(Beginning of Records supplied)
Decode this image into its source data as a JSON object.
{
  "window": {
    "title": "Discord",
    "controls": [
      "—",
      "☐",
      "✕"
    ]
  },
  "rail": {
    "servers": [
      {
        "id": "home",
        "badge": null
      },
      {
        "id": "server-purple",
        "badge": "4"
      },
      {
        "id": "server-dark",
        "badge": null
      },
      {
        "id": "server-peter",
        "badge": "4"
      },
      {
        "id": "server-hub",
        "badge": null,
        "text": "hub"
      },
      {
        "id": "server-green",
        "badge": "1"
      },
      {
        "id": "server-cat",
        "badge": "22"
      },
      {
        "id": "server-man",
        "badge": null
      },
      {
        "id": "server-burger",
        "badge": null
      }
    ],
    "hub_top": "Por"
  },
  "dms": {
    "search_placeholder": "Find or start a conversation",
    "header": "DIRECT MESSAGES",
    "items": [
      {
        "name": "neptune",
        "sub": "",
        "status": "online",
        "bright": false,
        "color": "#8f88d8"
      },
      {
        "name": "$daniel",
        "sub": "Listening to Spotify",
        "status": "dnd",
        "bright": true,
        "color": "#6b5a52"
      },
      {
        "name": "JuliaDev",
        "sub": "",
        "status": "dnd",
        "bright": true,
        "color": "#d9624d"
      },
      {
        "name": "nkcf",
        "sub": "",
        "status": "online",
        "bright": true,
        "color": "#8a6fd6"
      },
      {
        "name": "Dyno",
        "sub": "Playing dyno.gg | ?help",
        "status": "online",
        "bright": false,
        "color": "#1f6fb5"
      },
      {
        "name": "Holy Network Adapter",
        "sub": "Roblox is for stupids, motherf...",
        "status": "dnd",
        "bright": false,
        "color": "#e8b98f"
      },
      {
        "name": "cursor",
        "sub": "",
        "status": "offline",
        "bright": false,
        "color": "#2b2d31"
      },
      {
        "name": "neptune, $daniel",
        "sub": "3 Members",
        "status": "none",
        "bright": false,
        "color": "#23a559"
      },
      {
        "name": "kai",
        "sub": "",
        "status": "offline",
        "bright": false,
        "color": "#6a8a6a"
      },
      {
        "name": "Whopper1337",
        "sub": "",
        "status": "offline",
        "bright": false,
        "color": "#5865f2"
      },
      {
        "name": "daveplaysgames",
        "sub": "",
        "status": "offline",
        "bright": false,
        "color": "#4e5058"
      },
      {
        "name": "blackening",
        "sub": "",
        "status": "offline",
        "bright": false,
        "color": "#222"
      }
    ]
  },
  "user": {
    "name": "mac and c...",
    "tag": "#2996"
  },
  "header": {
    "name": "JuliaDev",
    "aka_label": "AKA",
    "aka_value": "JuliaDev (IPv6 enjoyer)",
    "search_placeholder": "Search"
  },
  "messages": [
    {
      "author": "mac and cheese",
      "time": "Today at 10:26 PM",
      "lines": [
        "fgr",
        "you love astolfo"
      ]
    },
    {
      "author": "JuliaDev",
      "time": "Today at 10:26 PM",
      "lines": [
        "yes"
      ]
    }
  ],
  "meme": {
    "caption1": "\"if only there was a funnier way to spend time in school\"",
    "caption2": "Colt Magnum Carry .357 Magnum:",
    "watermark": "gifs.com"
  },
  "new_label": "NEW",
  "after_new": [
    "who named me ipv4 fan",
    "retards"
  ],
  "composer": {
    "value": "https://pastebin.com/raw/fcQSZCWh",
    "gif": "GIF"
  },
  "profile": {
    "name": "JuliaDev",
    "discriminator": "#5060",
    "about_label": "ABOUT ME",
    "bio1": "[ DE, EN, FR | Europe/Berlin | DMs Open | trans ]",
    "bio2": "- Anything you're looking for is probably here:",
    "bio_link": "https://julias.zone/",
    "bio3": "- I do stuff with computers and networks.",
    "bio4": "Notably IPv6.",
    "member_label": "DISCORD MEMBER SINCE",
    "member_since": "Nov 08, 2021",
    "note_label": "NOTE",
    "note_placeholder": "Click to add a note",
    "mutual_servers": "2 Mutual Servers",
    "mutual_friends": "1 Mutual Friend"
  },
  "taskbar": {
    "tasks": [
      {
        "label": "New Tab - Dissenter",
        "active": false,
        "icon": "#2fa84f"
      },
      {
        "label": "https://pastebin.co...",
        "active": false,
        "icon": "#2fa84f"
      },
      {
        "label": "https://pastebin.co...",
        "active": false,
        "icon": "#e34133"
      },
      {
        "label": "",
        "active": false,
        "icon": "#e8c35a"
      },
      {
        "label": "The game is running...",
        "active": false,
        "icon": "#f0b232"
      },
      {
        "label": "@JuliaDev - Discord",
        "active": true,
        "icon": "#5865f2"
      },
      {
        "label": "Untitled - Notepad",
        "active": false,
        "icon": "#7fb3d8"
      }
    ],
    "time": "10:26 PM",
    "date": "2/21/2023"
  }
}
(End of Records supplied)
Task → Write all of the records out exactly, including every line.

Written response →
Decode this image into its source data as a JSON object.
{
  "window": {
    "title": "Discord",
    "controls": [
      "—",
      "☐",
      "✕"
    ]
  },
  "rail": {
    "servers": [
      {
        "id": "home",
        "badge": null
      },
      {
        "id": "server-purple",
        "badge": "4"
      },
      {
        "id": "server-dark",
        "badge": null
      },
      {
        "id": "server-peter",
        "badge": "4"
      },
      {
        "id": "server-hub",
        "badge": null,
        "text": "hub"
      },
      {
        "id": "server-green",
        "badge": "1"
      },
      {
        "id": "server-cat",
        "badge": "22"
      },
      {
        "id": "server-man",
        "badge": null
      },
      {
        "id": "server-burger",
        "badge": null
      }
    ],
    "hub_top": "Por"
  },
  "dms": {
    "search_placeholder": "Find or start a conversation",
    "header": "DIRECT MESSAGES",
    "items": [
      {
        "name": "neptune",
        "sub": "",
        "status": "online",
        "bright": false,
        "color": "#8f88d8"
      },
      {
        "name": "$daniel",
        "sub": "Listening to Spotify",
        "status": "dnd",
        "bright": true,
        "color": "#6b5a52"
      },
      {
        "name": "JuliaDev",
        "sub": "",
        "status": "dnd",
        "bright": true,
        "color": "#d9624d"
      },
      {
        "name": "nkcf",
        "sub": "",
        "status": "online",
        "bright": true,
        "color": "#8a6fd6"
      },
      {
        "name": "Dyno",
        "sub": "Playing dyno.gg | ?help",
        "status": "online",
        "bright": false,
        "color": "#1f6fb5"
      },
      {
        "name": "Holy Network Adapter",
        "sub": "Roblox is for stupids, motherf...",
        "status": "dnd",
        "bright": false,
        "color": "#e8b98f"
      },
      {
        "name": "cursor",
        "sub": "",
        "status": "offline",
        "bright": false,
        "color": "#2b2d31"
      },
      {
        "name": "neptune, $daniel",
        "sub": "3 Members",
        "status": "none",
        "bright": false,
        "color": "#23a559"
      },
      {
        "name": "kai",
        "sub": "",
        "status": "offline",
        "bright": false,
        "color": "#6a8a6a"
      },
      {
        "name": "Whopper1337",
        "sub": "",
        "status": "offline",
        "bright": false,
        "color": "#5865f2"
      },
      {
        "name": "daveplaysgames",
        "sub": "",
        "status": "offline",
        "bright": false,
        "color": "#4e5058"
      },
      {
        "name": "blackening",
        "sub": "",
        "status": "offline",
        "bright": false,
        "color": "#222"
      }
    ]
  },
  "user": {
    "name": "mac and c...",
    "tag": "#2996"
  },
  "header": {
    "name": "JuliaDev",
    "aka_label": "AKA",
    "aka_value": "JuliaDev (IPv6 enjoyer)",
    "search_placeholder": "Search"
  },
  "messages": [
    {
      "author": "mac and cheese",
      "time": "Today at 10:26 PM",
      "lines": [
        "fgr",
        "you love astolfo"
      ]
    },
    {
      "author": "JuliaDev",
      "time": "Today at 10:26 PM",
      "lines": [
        "yes"
      ]
    }
  ],
  "meme": {
    "caption1": "\"if only there was a funnier way to spend time in school\"",
    "caption2": "Colt Magnum Carry .357 Magnum:",
    "watermark": "gifs.com"
  },
  "new_label": "NEW",
  "after_new": [
    "who named me ipv4 fan",
    "retards"
  ],
  "composer": {
    "value": "https://pastebin.com/raw/fcQSZCWh",
    "gif": "GIF"
  },
  "profile": {
    "name": "JuliaDev",
    "discriminator": "#5060",
    "about_label": "ABOUT ME",
    "bio1": "[ DE, EN, FR | Europe/Berlin | DMs Open | trans ]",
    "bio2": "- Anything you're looking for is probably here:",
    "bio_link": "https://julias.zone/",
    "bio3": "- I do stuff with computers and networks.",
    "bio4": "Notably IPv6.",
    "member_label": "DISCORD MEMBER SINCE",
    "member_since": "Nov 08, 2021",
    "note_label": "NOTE",
    "note_placeholder": "Click to add a note",
    "mutual_servers": "2 Mutual Servers",
    "mutual_friends": "1 Mutual Friend"
  },
  "taskbar": {
    "tasks": [
      {
        "label": "New Tab - Dissenter",
        "active": false,
        "icon": "#2fa84f"
      },
      {
        "label": "https://pastebin.co...",
        "active": false,
        "icon": "#2fa84f"
      },
      {
        "label": "https://pastebin.co...",
        "active": false,
        "icon": "#e34133"
      },
      {
        "label": "",
        "active": false,
        "icon": "#e8c35a"
      },
      {
        "label": "The game is running...",
        "active": false,
        "icon": "#f0b232"
      },
      {
        "label": "@JuliaDev - Discord",
        "active": true,
        "icon": "#5865f2"
      },
      {
        "label": "Untitled - Notepad",
        "active": false,
        "icon": "#7fb3d8"
      }
    ],
    "time": "10:26 PM",
    "date": "2/21/2023"
  }
}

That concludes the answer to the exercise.